The most amicable solution to removing a member is likely conducting a buyout, which could potentially allow for business relations in the future, even if those relations are not in the same LLC. Further, this could prevent long-term litigation and judicial intervention, which may be more financially conservative even if a higher purchase price is paid. As with many other member guidelines, provisions governing buyout procedures are generally required to be listed in an Operating Agreement or Articles of Incorporation. 3 Florida Corporations Manual § 35.40 (2019).

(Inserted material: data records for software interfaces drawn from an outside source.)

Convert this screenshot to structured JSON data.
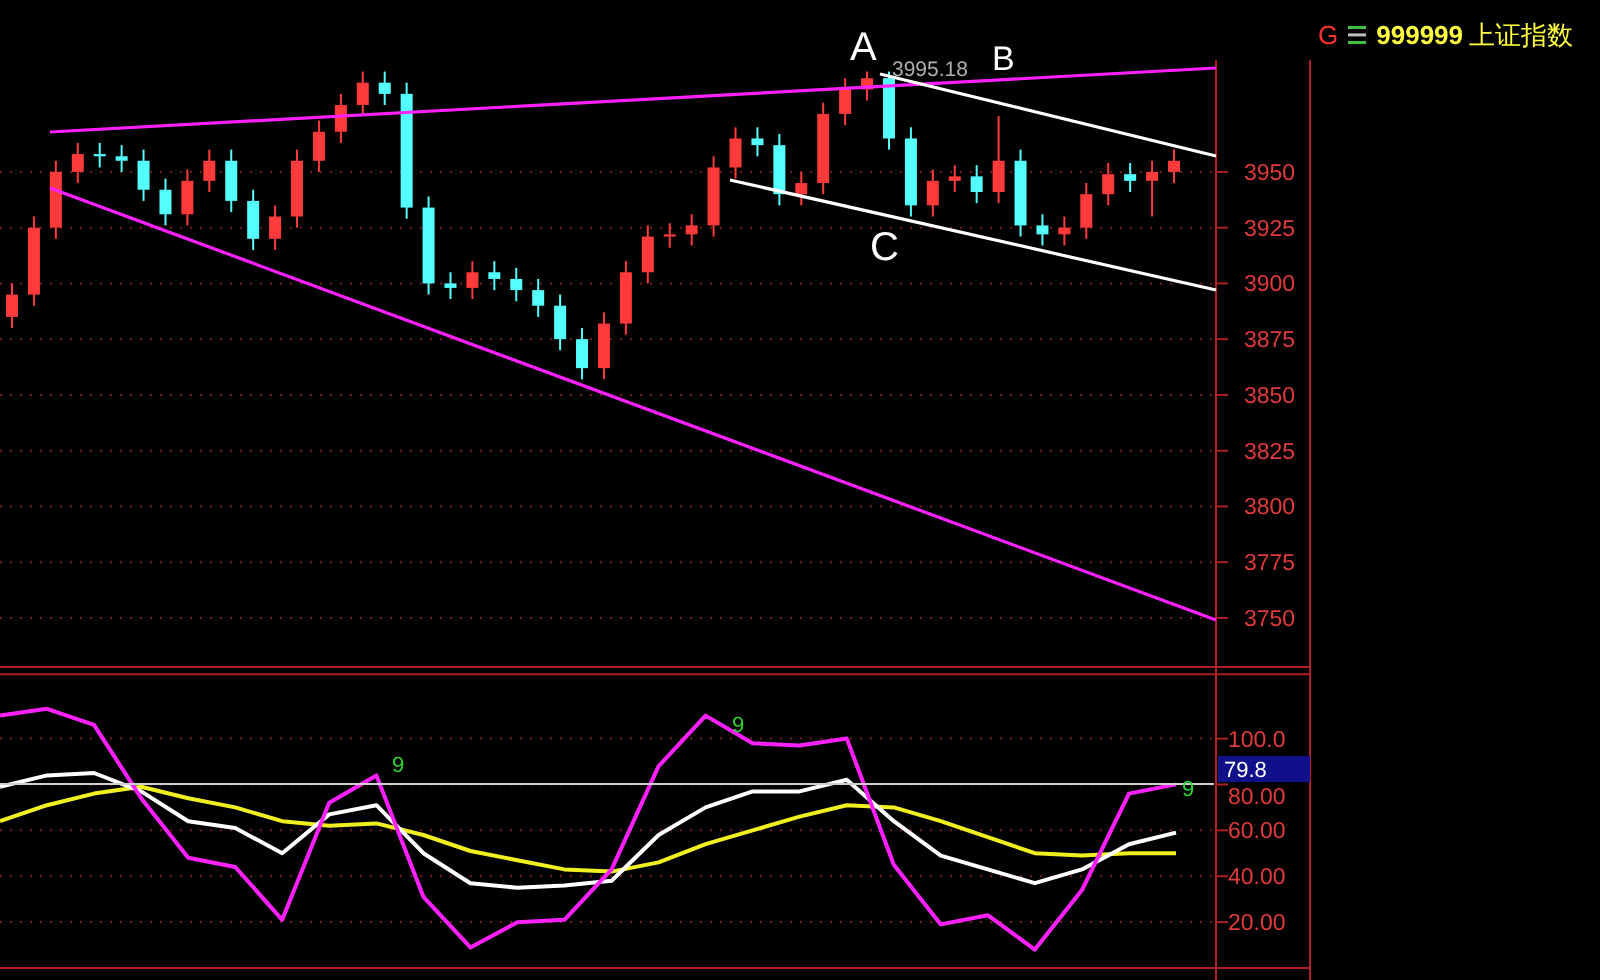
{
  "header": {
    "market_letter": "G",
    "code": "999999",
    "name": "上证指数"
  },
  "price_chart": {
    "point_labels": [
      {
        "text": "A"
      },
      {
        "text": "B"
      },
      {
        "text": "C"
      }
    ],
    "high_marker": "3995.18",
    "chart_data": {
      "type": "candlestick",
      "grid": true,
      "ylim": [
        3728,
        4000
      ],
      "yticks": [
        3950,
        3925,
        3900,
        3875,
        3850,
        3825,
        3800,
        3775,
        3750
      ],
      "ohlc": [
        [
          3885,
          3900,
          3880,
          3895
        ],
        [
          3895,
          3930,
          3890,
          3925
        ],
        [
          3925,
          3955,
          3920,
          3950
        ],
        [
          3950,
          3963,
          3945,
          3958
        ],
        [
          3958,
          3963,
          3952,
          3957
        ],
        [
          3957,
          3962,
          3950,
          3955
        ],
        [
          3955,
          3960,
          3937,
          3942
        ],
        [
          3942,
          3947,
          3926,
          3931
        ],
        [
          3931,
          3951,
          3926,
          3946
        ],
        [
          3946,
          3960,
          3941,
          3955
        ],
        [
          3955,
          3960,
          3932,
          3937
        ],
        [
          3937,
          3942,
          3915,
          3920
        ],
        [
          3920,
          3935,
          3915,
          3930
        ],
        [
          3930,
          3960,
          3925,
          3955
        ],
        [
          3955,
          3973,
          3950,
          3968
        ],
        [
          3968,
          3985,
          3963,
          3980
        ],
        [
          3980,
          3995,
          3975,
          3990
        ],
        [
          3990,
          3995,
          3980,
          3985
        ],
        [
          3985,
          3990,
          3929,
          3934
        ],
        [
          3934,
          3939,
          3895,
          3900
        ],
        [
          3900,
          3905,
          3893,
          3898
        ],
        [
          3898,
          3910,
          3893,
          3905
        ],
        [
          3905,
          3910,
          3897,
          3902
        ],
        [
          3902,
          3907,
          3892,
          3897
        ],
        [
          3897,
          3902,
          3885,
          3890
        ],
        [
          3890,
          3895,
          3870,
          3875
        ],
        [
          3875,
          3880,
          3857,
          3862
        ],
        [
          3862,
          3887,
          3857,
          3882
        ],
        [
          3882,
          3910,
          3877,
          3905
        ],
        [
          3905,
          3926,
          3900,
          3921
        ],
        [
          3921,
          3927,
          3916,
          3922
        ],
        [
          3922,
          3931,
          3917,
          3926
        ],
        [
          3926,
          3957,
          3921,
          3952
        ],
        [
          3952,
          3970,
          3947,
          3965
        ],
        [
          3965,
          3970,
          3957,
          3962
        ],
        [
          3962,
          3967,
          3935,
          3940
        ],
        [
          3940,
          3950,
          3935,
          3945
        ],
        [
          3945,
          3981,
          3940,
          3976
        ],
        [
          3976,
          3992,
          3971,
          3987
        ],
        [
          3987,
          3995,
          3982,
          3992
        ],
        [
          3992,
          3995,
          3960,
          3965
        ],
        [
          3965,
          3970,
          3930,
          3935
        ],
        [
          3935,
          3951,
          3930,
          3946
        ],
        [
          3946,
          3953,
          3941,
          3948
        ],
        [
          3948,
          3953,
          3936,
          3941
        ],
        [
          3941,
          3975,
          3936,
          3955
        ],
        [
          3955,
          3960,
          3921,
          3926
        ],
        [
          3926,
          3931,
          3917,
          3922
        ],
        [
          3922,
          3930,
          3917,
          3925
        ],
        [
          3925,
          3945,
          3920,
          3940
        ],
        [
          3940,
          3954,
          3935,
          3949
        ],
        [
          3949,
          3954,
          3941,
          3946
        ],
        [
          3946,
          3955,
          3930,
          3950
        ],
        [
          3950,
          3960,
          3945,
          3955
        ]
      ]
    }
  },
  "indicator": {
    "current_value": "79.8",
    "signal_marks": [
      "9",
      "9",
      "9"
    ],
    "chart_data": {
      "type": "line",
      "grid": true,
      "ylim": [
        0,
        128
      ],
      "yticks": [
        {
          "value": 100,
          "label": "100.0"
        },
        {
          "value": 80,
          "label": "80.00"
        },
        {
          "value": 60,
          "label": "60.00"
        },
        {
          "value": 40,
          "label": "40.00"
        },
        {
          "value": 20,
          "label": "20.00"
        }
      ],
      "series": [
        {
          "color": "#f0f020",
          "values": [
            64,
            71,
            76,
            79,
            74,
            70,
            64,
            62,
            63,
            58,
            51,
            47,
            43,
            42,
            46,
            54,
            60,
            66,
            71,
            70,
            64,
            57,
            50,
            49,
            50,
            50
          ]
        },
        {
          "color": "#ffffff",
          "values": [
            79,
            84,
            85,
            77,
            64,
            61,
            50,
            67,
            71,
            50,
            37,
            35,
            36,
            38,
            58,
            70,
            77,
            77,
            82,
            64,
            49,
            43,
            37,
            43,
            54,
            59
          ]
        },
        {
          "color": "#ff20ff",
          "values": [
            110,
            113,
            106,
            74,
            48,
            44,
            21,
            72,
            84,
            31,
            9,
            20,
            21,
            43,
            88,
            110,
            98,
            97,
            100,
            45,
            19,
            23,
            8,
            34,
            76,
            80
          ]
        }
      ]
    }
  }
}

The members wishing to remove a single member may seek a judicial order calling for removal due to wrongful conduct. Fla. Stat. § 605.0602(6) (2019). Expulsion by judicial order is proper when the member has: (1) engaged in wrongful conduct that adversely and materially affects the LLC’s activities and affairs; (2) willfully or persistently committed a material breach of the LLC’s operating agreement or breached the fiduciary duties of loyalty or care; or (3) engaged in conduct relating to the LLC’s activities and affairs making it not reasonably practicable to allow the member to continue as a member. Id. As with the unanimous expulsion option, successful enforcement would be contingent upon demonstrating wrongful conduct. A review of the member’s conduct and the LLC’s operating agreement may be enough to satisfy the requirements for a judicial order.
As a last resort, if managing the LLC has become an unattainable goal due to a member conflict, and the member isn’t willing to withdraw, petitioning the court for a judicial dissolution of the LLC is an option. Fla. Stat. § 605.0701 (2019). This option is typically only desirable when the LLC is no longer able to operate as a business due to conflicts among members.
When drafting an operating agreement for an LLC it is important to make sure the agreement establishes how the LLC can remove a member. If LLC is silent as to how to remove a member then the state law will apply. In Florida, the Florida Revised Limited Liability Act default rules will govern the process for removing a member from the LLC. The Florida Revised Limited Liability Act covers the process of removing troublesome members and how members can remove them. Florida allows for members to be removed in a variety of ways if an LLC does not establish the process in the operating agreement. If you have more questions, or would like a complimentary consult, contact our managing attorney today at email@example.com or via phone at 352.389.5577. We would love to meet you and learn how we can best be of service!
i. Dennis A. Nowak & Caitlin M. Trowbridge, Involuntary Expulsion of Troublesome Members Under Florida’s Revised LLC Act, Fla. B.J., January 2017, at 8
v. Fla. Stat. §605.0602(6)